A thought

I read somewhere that it's 30 weight oil an teflon for the bushings, which I'm assuming is in the pedestal itself. 

Is it relatively easy to get to the chain in the pedestal?
Quote from: Noah on April 05, 2024, 02:49:42 PM:D It looks pretty cosmetic to me so I would NOT recommend 3M 5200 for this.  You don't need adhesive strength in your case and it is hard to make it smooth and fair. I would just use a good epoxy fairing/filler—-that you can sand smooth and paint. If the crack was "open" and weeping or you were rebedding the keel, then 5200 is a good choice.

No weeping, it's just slowing been getting worse over the last 3 years or so.  I didn't think it was anything serious, but I thought I'd ask the experts!  I looked around at other C34's in the yard and they didn't seem to be doing this.

I only tightened the keel bolts last year to 105ft/lbs (I think that's the number). I don't think it's been done in 23 years.  They weren't that bad.  One or two needed a half turn, most needed a touch to a 1/4 turn.
Quote from: Ron Hill on April 05, 2024, 02:35:10 PMpby : Look like the faring material is flaking off now that you tightened up the keel bolts!!

I'd take a "V" type can opener and scrape out the old material and use 3M 5200 and far-in the crack.

A thought

Are you talking about one of those to open one of these?  LOL
Quote from: Jim Hardesty on April 05, 2024, 02:03:08 PM
QuoteHow did you attach the rachet straps?

When I pulled the old banding straps I taped a tracer line and pulled it through.  I didn't use rachet straps, used cam lock straps and pulled tight.  The strap had the cam lock on one side and only one strap that followed the path of the original banding straps the cam lock was on top and the extra length of the strap was secured.  Was simpler to do then explain. 

Ok.. I think I get it.  How did you secure the ends of the straps?
Quote from: Ron Hill on April 05, 2024, 01:43:09 PMpby : Yes, that's the correct video. What happens over time is that the threads in the cable lay closer together giving the impression of the cable stretching.

I was able to tighten up my tension by just removing that "Dog House" screwed into the ceiling of the aft cabin and use extensions and a deep well socket. REMINDER those "Dog House" screws are two different lengths!! So when you reassemble the longer screws go into the overhead(UP)and the shorter screws the part that is on the outside of the water tank (aft panel)!! Yes, you can puncture the water tank if you mix up the longer screws!!!

You want to take up the tension equally on both sides. You want the tension to be just tight with no sag - NOT super taught !!  :thumb:

A few thoughts

OH! you can reach the quadrant from in the aft cabin?!  Huh.  And here I laid off the cheetos to fit into the lazarette!
Quote from: KWKloeber on April 05, 2024, 01:36:03 PMDo you have pull-pull called in sheaths or cables on sheaves?

The cables are adjusted by the eye bolts, unless they are too stretched and need to be removed, taken up on the u-bolt clamps, then adjusted.

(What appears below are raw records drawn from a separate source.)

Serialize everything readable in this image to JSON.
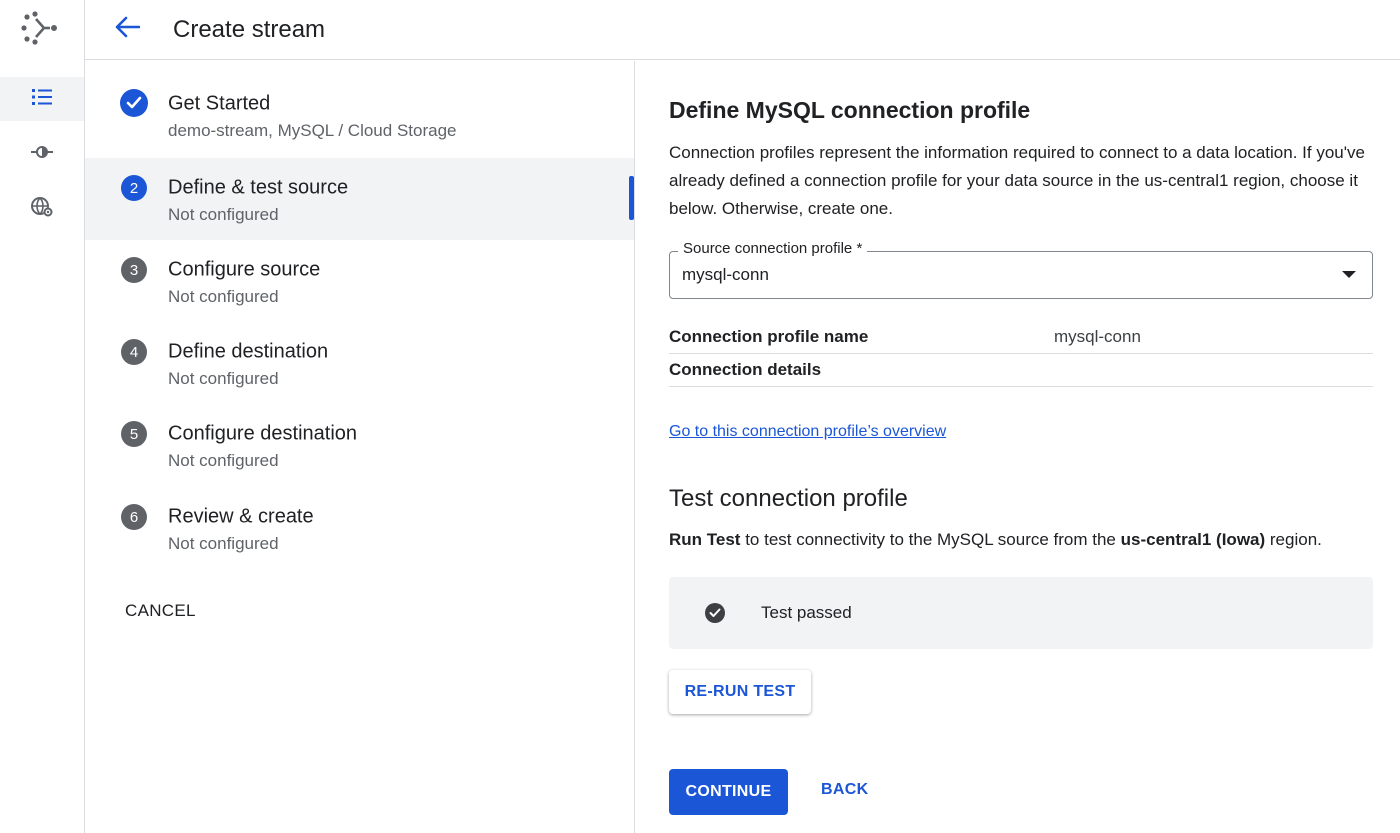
{
  "header": {
    "title": "Create stream"
  },
  "rail": {
    "items": [
      {
        "icon": "list-icon",
        "active": true
      },
      {
        "icon": "connection-icon",
        "active": false
      },
      {
        "icon": "globe-settings-icon",
        "active": false
      }
    ]
  },
  "stepper": {
    "steps": [
      {
        "number": "1",
        "title": "Get Started",
        "subtitle": "demo-stream, MySQL / Cloud Storage",
        "state": "completed"
      },
      {
        "number": "2",
        "title": "Define & test source",
        "subtitle": "Not configured",
        "state": "active"
      },
      {
        "number": "3",
        "title": "Configure source",
        "subtitle": "Not configured",
        "state": "pending"
      },
      {
        "number": "4",
        "title": "Define destination",
        "subtitle": "Not configured",
        "state": "pending"
      },
      {
        "number": "5",
        "title": "Configure destination",
        "subtitle": "Not configured",
        "state": "pending"
      },
      {
        "number": "6",
        "title": "Review & create",
        "subtitle": "Not configured",
        "state": "pending"
      }
    ],
    "cancel_label": "CANCEL"
  },
  "main": {
    "heading": "Define MySQL connection profile",
    "description": "Connection profiles represent the information required to connect to a data location. If you've already defined a connection profile for your data source in the us-central1 region, choose it below. Otherwise, create one.",
    "select": {
      "label": "Source connection profile *",
      "value": "mysql-conn"
    },
    "details": {
      "name_key": "Connection profile name",
      "name_value": "mysql-conn",
      "details_key": "Connection details"
    },
    "overview_link": "Go to this connection profile’s overview",
    "test_heading": "Test connection profile",
    "run_prefix": "Run Test",
    "run_middle": " to test connectivity to the MySQL source from the ",
    "run_region": "us-central1 (Iowa)",
    "run_suffix": " region.",
    "test_status": "Test passed",
    "rerun_label": "RE-RUN TEST",
    "continue_label": "CONTINUE",
    "back_label": "BACK"
  },
  "colors": {
    "accent": "#1a56d6",
    "step_pending": "#5f6368",
    "active_background": "#f1f3f4"
  }
}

If you have the enclosed type cables there is a lube assembly with a zerk fitting to put on the end of the sheath. Obviously, that requires removing the cables from the radial wheel.

Hmm.  It has exposed cables if I remember correctly, with sheaves in the aft cabin.  It's a MKII if that helps any...
Best picture I have attached.
Quote from: Jim Hardesty on April 05, 2024, 01:01:38 PM
QuoteI don't have a picture, but there are a couple of black straps that hold the tank to the tray, and I'm not sure how you remove them.

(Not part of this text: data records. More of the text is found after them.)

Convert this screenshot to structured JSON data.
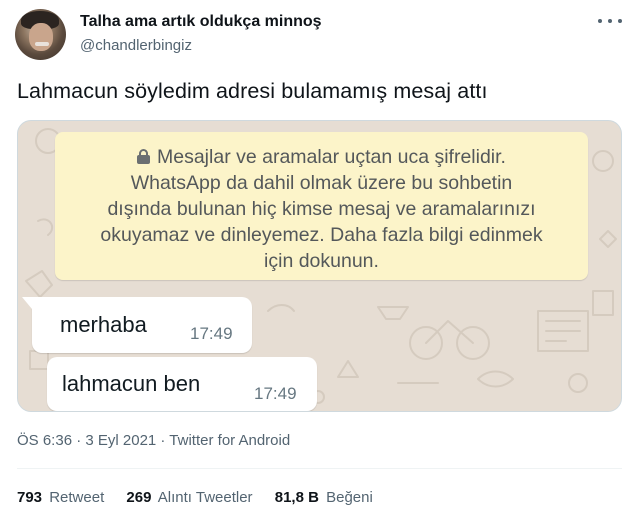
{
  "tweet": {
    "author_name": "Talha ama artık oldukça minnoş",
    "author_handle": "@chandlerbingiz",
    "text": "Lahmacun söyledim adresi bulamamış mesaj attı",
    "meta": "ÖS 6:36 · 3 Eyl 2021 · Twitter for Android",
    "stats": [
      {
        "count": "793",
        "label": "Retweet"
      },
      {
        "count": "269",
        "label": "Alıntı Tweetler"
      },
      {
        "count": "81,8 B",
        "label": "Beğeni"
      }
    ]
  },
  "whatsapp": {
    "encryption_notice_lines": [
      "Mesajlar ve aramalar uçtan uca şifrelidir.",
      "WhatsApp da dahil olmak üzere bu sohbetin",
      "dışında bulunan hiç kimse mesaj ve aramalarınızı",
      "okuyamaz ve dinleyemez. Daha fazla bilgi edinmek",
      "için dokunun."
    ],
    "messages": [
      {
        "text": "merhaba",
        "time": "17:49"
      },
      {
        "text": "lahmacun ben",
        "time": "17:49"
      }
    ],
    "colors": {
      "chat_background": "#e6ddd3",
      "notice_background": "#fcf4c9",
      "bubble_background": "#ffffff"
    }
  },
  "icons": [
    "avatar",
    "more-icon",
    "lock-icon"
  ]
}
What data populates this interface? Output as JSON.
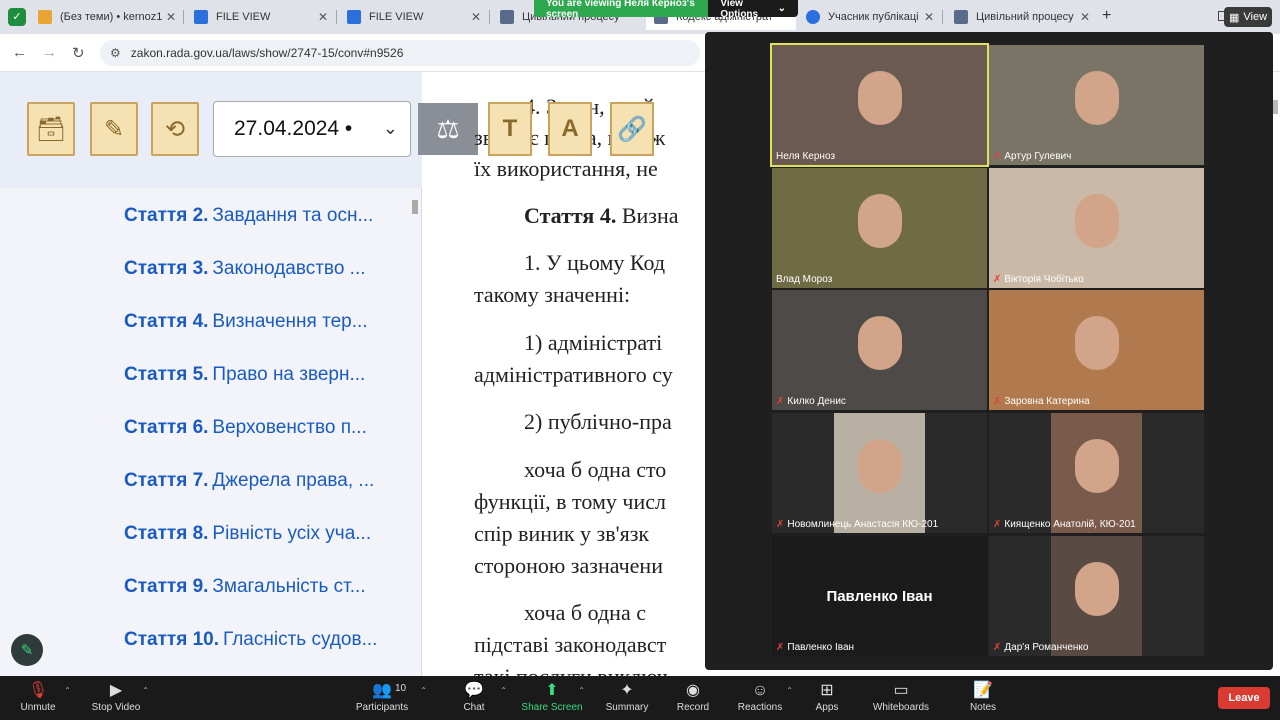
{
  "browser": {
    "tabs": [
      {
        "label": "(Без теми) • kernoz1",
        "fav_color": "#e8a534"
      },
      {
        "label": "FILE VIEW",
        "fav_color": "#2a6fdb"
      },
      {
        "label": "FILE VIEW",
        "fav_color": "#2a6fdb"
      },
      {
        "label": "Цивільний процесу",
        "fav_color": "#5a6a8a"
      },
      {
        "label": "Кодекс адміністрат",
        "fav_color": "#5a6a8a"
      },
      {
        "label": "Учасник публікаці",
        "fav_color": "#2a6fdb"
      },
      {
        "label": "Цивільний процесу",
        "fav_color": "#5a6a8a"
      }
    ],
    "url": "zakon.rada.gov.ua/laws/show/2747-15/conv#n9526"
  },
  "zoom_banner": {
    "viewing": "You are viewing Неля Кернoз's screen",
    "view_options": "View Options",
    "view_button": "View"
  },
  "page": {
    "date": "27.04.2024 •",
    "articles": [
      {
        "num": "Стаття 2.",
        "title": "Завдання та осн..."
      },
      {
        "num": "Стаття 3.",
        "title": "Законодавство ..."
      },
      {
        "num": "Стаття 4.",
        "title": "Визначення тер..."
      },
      {
        "num": "Стаття 5.",
        "title": "Право на зверн..."
      },
      {
        "num": "Стаття 6.",
        "title": "Верховенство п..."
      },
      {
        "num": "Стаття 7.",
        "title": "Джерела права, ..."
      },
      {
        "num": "Стаття 8.",
        "title": "Рівність усіх уча..."
      },
      {
        "num": "Стаття 9.",
        "title": "Змагальність ст..."
      },
      {
        "num": "Стаття 10.",
        "title": "Гласність судов..."
      }
    ],
    "doc_lines": [
      "4.  Закон,  який",
      "звужує права, належ",
      "їх використання, не",
      "Стаття 4. Визна",
      "1. У цьому Код",
      "такому значенні:",
      "1)   адміністраті",
      "адміністративного су",
      "2) публічно-пра",
      "хоча б одна сто",
      "функції, в тому числ",
      "спір  виник  у  зв'язк",
      "стороною зазначени",
      "хоча  б  одна  с",
      "підставі законодавст",
      "такі  послуги  виключ"
    ],
    "toolbar_letters": {
      "t": "T",
      "a": "A"
    }
  },
  "participants": [
    {
      "name": "Неля Кернoз",
      "muted": false,
      "speaker": true,
      "bg": "#6b5a52"
    },
    {
      "name": "Артур Гулевич",
      "muted": true,
      "speaker": false,
      "bg": "#7a7466"
    },
    {
      "name": "Влад Мороз",
      "muted": false,
      "speaker": false,
      "bg": "#6e6b45"
    },
    {
      "name": "Вікторія Чобітько",
      "muted": true,
      "speaker": false,
      "bg": "#c9b9a6"
    },
    {
      "name": "Килко Денис",
      "muted": true,
      "speaker": false,
      "bg": "#4d4a48"
    },
    {
      "name": "Заровна Катерина",
      "muted": true,
      "speaker": false,
      "bg": "#b07a4e"
    },
    {
      "name": "Новомлинець Анастасія КЮ-201",
      "muted": true,
      "speaker": false,
      "bg": "#b8b0a2"
    },
    {
      "name": "Киященко Анатолій, КЮ-201",
      "muted": true,
      "speaker": false,
      "bg": "#7a5a4a"
    },
    {
      "name": "Павленко Іван",
      "muted": true,
      "speaker": false,
      "bg": "#1b1b1b",
      "video_off": true,
      "big_name": "Павленко Іван"
    },
    {
      "name": "Дар'я Романченко",
      "muted": true,
      "speaker": false,
      "bg": "#5a4a44"
    }
  ],
  "zoom_bar": {
    "unmute": "Unmute",
    "stop_video": "Stop Video",
    "participants": "Participants",
    "participants_count": "10",
    "chat": "Chat",
    "share_screen": "Share Screen",
    "summary": "Summary",
    "record": "Record",
    "reactions": "Reactions",
    "apps": "Apps",
    "whiteboards": "Whiteboards",
    "notes": "Notes",
    "leave": "Leave"
  }
}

They are banding straps.  Only way is to cut them off. Sounds brutal but it's the only way. If you have some pull on a loading dock you may be able to borrow a tool and the material to replace them. I replaced them with Harbor Freight hold down straps.  Something like this but with only one strap and no hooks.  Has worked for many seasons and a lot of sailing.


I was afraid that was what they were...

How did you attach the rachet straps?
Quote from: Noah on April 05, 2024, 12:19:24 PMThe Edson website should have info and probably a video too.

Is this it?

Also, what lubricants are needed might as well do that too!
There's some play in the helm, and a bit more deflection in the cable then I think should be there.

How do you adjust the tension of the cable?